_WHAT YOU SHOULD DO_
Output the entries that follow character for character. Leave every image out.

_GIVEN RECORDS_
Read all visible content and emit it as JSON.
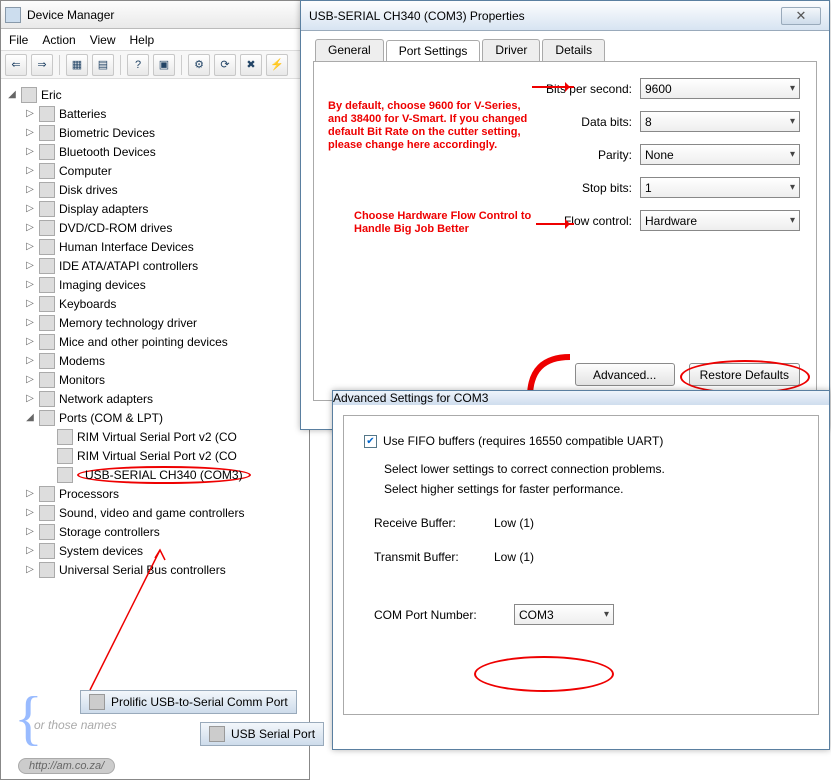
{
  "devmgr": {
    "title": "Device Manager",
    "menu": [
      "File",
      "Action",
      "View",
      "Help"
    ],
    "root": "Eric",
    "items": [
      "Batteries",
      "Biometric Devices",
      "Bluetooth Devices",
      "Computer",
      "Disk drives",
      "Display adapters",
      "DVD/CD-ROM drives",
      "Human Interface Devices",
      "IDE ATA/ATAPI controllers",
      "Imaging devices",
      "Keyboards",
      "Memory technology driver",
      "Mice and other pointing devices",
      "Modems",
      "Monitors",
      "Network adapters"
    ],
    "ports_label": "Ports (COM & LPT)",
    "ports": [
      "RIM Virtual Serial Port v2 (CO",
      "RIM Virtual Serial Port v2 (CO",
      "USB-SERIAL CH340 (COM3)"
    ],
    "after_ports": [
      "Processors",
      "Sound, video and game controllers",
      "Storage controllers",
      "System devices",
      "Universal Serial Bus controllers"
    ],
    "scrap1": "Prolific USB-to-Serial Comm Port",
    "scrap2": "USB Serial Port",
    "or_label": "or those names",
    "url": "http://am.co.za/"
  },
  "props": {
    "title": "USB-SERIAL CH340 (COM3) Properties",
    "tabs": [
      "General",
      "Port Settings",
      "Driver",
      "Details"
    ],
    "fields": {
      "bps_label": "Bits per second:",
      "bps": "9600",
      "databits_label": "Data bits:",
      "databits": "8",
      "parity_label": "Parity:",
      "parity": "None",
      "stopbits_label": "Stop bits:",
      "stopbits": "1",
      "flow_label": "Flow control:",
      "flow": "Hardware"
    },
    "note1": "By default, choose 9600 for V-Series, and 38400 for V-Smart.\nIf you changed default Bit Rate on the cutter setting, please change here accordingly.",
    "note2": "Choose Hardware Flow Control to Handle Big Job Better",
    "advanced_btn": "Advanced...",
    "restore_btn": "Restore Defaults"
  },
  "adv": {
    "title": "Advanced Settings for COM3",
    "fifo_label": "Use FIFO buffers (requires 16550 compatible UART)",
    "line1": "Select lower settings to correct connection problems.",
    "line2": "Select higher settings for faster performance.",
    "recv_label": "Receive Buffer:",
    "recv_val": "Low (1)",
    "trans_label": "Transmit Buffer:",
    "trans_val": "Low (1)",
    "comport_label": "COM Port Number:",
    "comport_val": "COM3"
  }
}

_RESULT_
Read all visible content and emit it as JSON.
{
  "devmgr": {
    "title": "Device Manager",
    "menu": [
      "File",
      "Action",
      "View",
      "Help"
    ],
    "root": "Eric",
    "items": [
      "Batteries",
      "Biometric Devices",
      "Bluetooth Devices",
      "Computer",
      "Disk drives",
      "Display adapters",
      "DVD/CD-ROM drives",
      "Human Interface Devices",
      "IDE ATA/ATAPI controllers",
      "Imaging devices",
      "Keyboards",
      "Memory technology driver",
      "Mice and other pointing devices",
      "Modems",
      "Monitors",
      "Network adapters"
    ],
    "ports_label": "Ports (COM & LPT)",
    "ports": [
      "RIM Virtual Serial Port v2 (CO",
      "RIM Virtual Serial Port v2 (CO",
      "USB-SERIAL CH340 (COM3)"
    ],
    "after_ports": [
      "Processors",
      "Sound, video and game controllers",
      "Storage controllers",
      "System devices",
      "Universal Serial Bus controllers"
    ],
    "scrap1": "Prolific USB-to-Serial Comm Port",
    "scrap2": "USB Serial Port",
    "or_label": "or those names",
    "url": "http://am.co.za/"
  },
  "props": {
    "title": "USB-SERIAL CH340 (COM3) Properties",
    "tabs": [
      "General",
      "Port Settings",
      "Driver",
      "Details"
    ],
    "fields": {
      "bps_label": "Bits per second:",
      "bps": "9600",
      "databits_label": "Data bits:",
      "databits": "8",
      "parity_label": "Parity:",
      "parity": "None",
      "stopbits_label": "Stop bits:",
      "stopbits": "1",
      "flow_label": "Flow control:",
      "flow": "Hardware"
    },
    "note1": "By default, choose 9600 for V-Series, and 38400 for V-Smart.\nIf you changed default Bit Rate on the cutter setting, please change here accordingly.",
    "note2": "Choose Hardware Flow Control to Handle Big Job Better",
    "advanced_btn": "Advanced...",
    "restore_btn": "Restore Defaults"
  },
  "adv": {
    "title": "Advanced Settings for COM3",
    "fifo_label": "Use FIFO buffers (requires 16550 compatible UART)",
    "line1": "Select lower settings to correct connection problems.",
    "line2": "Select higher settings for faster performance.",
    "recv_label": "Receive Buffer:",
    "recv_val": "Low (1)",
    "trans_label": "Transmit Buffer:",
    "trans_val": "Low (1)",
    "comport_label": "COM Port Number:",
    "comport_val": "COM3"
  }
}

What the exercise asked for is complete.